**Aim of the exercise**
Give back the data below exactly, with every line kept the same.

★ ★ ★

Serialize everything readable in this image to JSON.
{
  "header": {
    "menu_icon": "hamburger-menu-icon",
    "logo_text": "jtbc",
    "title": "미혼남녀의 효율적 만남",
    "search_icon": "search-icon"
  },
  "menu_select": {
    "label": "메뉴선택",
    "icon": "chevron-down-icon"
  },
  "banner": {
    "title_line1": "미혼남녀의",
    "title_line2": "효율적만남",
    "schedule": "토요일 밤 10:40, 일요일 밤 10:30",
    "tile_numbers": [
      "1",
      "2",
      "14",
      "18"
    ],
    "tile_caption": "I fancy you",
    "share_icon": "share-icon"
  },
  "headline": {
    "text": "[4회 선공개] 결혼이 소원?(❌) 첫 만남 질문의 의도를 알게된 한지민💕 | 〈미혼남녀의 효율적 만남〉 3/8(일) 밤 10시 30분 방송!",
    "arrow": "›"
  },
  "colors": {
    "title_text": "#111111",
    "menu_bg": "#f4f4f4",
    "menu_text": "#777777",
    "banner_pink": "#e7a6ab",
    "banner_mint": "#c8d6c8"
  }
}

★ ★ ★

**Answer box**
Serialize everything readable in this image to JSON.
{
  "header": {
    "menu_icon": "hamburger-menu-icon",
    "logo_text": "jtbc",
    "title": "미혼남녀의 효율적 만남",
    "search_icon": "search-icon"
  },
  "menu_select": {
    "label": "메뉴선택",
    "icon": "chevron-down-icon"
  },
  "banner": {
    "title_line1": "미혼남녀의",
    "title_line2": "효율적만남",
    "schedule": "토요일 밤 10:40, 일요일 밤 10:30",
    "tile_numbers": [
      "1",
      "2",
      "14",
      "18"
    ],
    "tile_caption": "I fancy you",
    "share_icon": "share-icon"
  },
  "headline": {
    "text": "[4회 선공개] 결혼이 소원?(❌) 첫 만남 질문의 의도를 알게된 한지민💕 | 〈미혼남녀의 효율적 만남〉 3/8(일) 밤 10시 30분 방송!",
    "arrow": "›"
  },
  "colors": {
    "title_text": "#111111",
    "menu_bg": "#f4f4f4",
    "menu_text": "#777777",
    "banner_pink": "#e7a6ab",
    "banner_mint": "#c8d6c8"
  }
}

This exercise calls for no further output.